Dataset rows for apps and sites
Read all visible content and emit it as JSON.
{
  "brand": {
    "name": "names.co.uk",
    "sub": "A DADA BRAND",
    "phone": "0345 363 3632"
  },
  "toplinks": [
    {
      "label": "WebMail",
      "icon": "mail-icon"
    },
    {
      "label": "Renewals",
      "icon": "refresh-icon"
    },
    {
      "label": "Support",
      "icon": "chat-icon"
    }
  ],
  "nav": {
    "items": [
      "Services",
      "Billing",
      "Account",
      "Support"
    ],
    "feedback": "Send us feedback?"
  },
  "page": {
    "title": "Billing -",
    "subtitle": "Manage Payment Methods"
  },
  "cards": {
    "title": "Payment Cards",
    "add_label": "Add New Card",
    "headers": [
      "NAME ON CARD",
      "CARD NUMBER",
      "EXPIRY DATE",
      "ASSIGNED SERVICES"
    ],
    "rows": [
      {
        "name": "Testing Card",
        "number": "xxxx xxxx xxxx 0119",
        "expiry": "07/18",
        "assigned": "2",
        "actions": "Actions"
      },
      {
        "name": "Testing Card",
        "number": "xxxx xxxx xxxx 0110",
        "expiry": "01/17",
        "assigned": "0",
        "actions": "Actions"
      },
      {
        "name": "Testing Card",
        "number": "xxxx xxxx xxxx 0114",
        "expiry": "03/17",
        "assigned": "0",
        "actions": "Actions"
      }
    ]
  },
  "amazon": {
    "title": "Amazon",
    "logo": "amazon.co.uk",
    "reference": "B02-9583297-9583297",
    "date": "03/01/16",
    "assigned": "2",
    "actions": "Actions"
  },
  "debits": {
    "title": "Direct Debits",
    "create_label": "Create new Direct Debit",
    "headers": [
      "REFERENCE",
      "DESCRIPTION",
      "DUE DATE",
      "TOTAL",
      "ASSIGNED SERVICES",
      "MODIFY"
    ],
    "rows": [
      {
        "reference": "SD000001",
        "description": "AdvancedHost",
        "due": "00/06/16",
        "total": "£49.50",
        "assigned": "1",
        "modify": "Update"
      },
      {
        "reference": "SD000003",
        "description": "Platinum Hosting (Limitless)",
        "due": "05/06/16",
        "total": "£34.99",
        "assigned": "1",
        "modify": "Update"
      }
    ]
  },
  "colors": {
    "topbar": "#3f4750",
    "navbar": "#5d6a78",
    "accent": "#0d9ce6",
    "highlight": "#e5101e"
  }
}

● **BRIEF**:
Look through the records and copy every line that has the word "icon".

● **TASK SOLUTION**:
      "icon": "mail-icon"
      "icon": "refresh-icon"
      "icon": "chat-icon"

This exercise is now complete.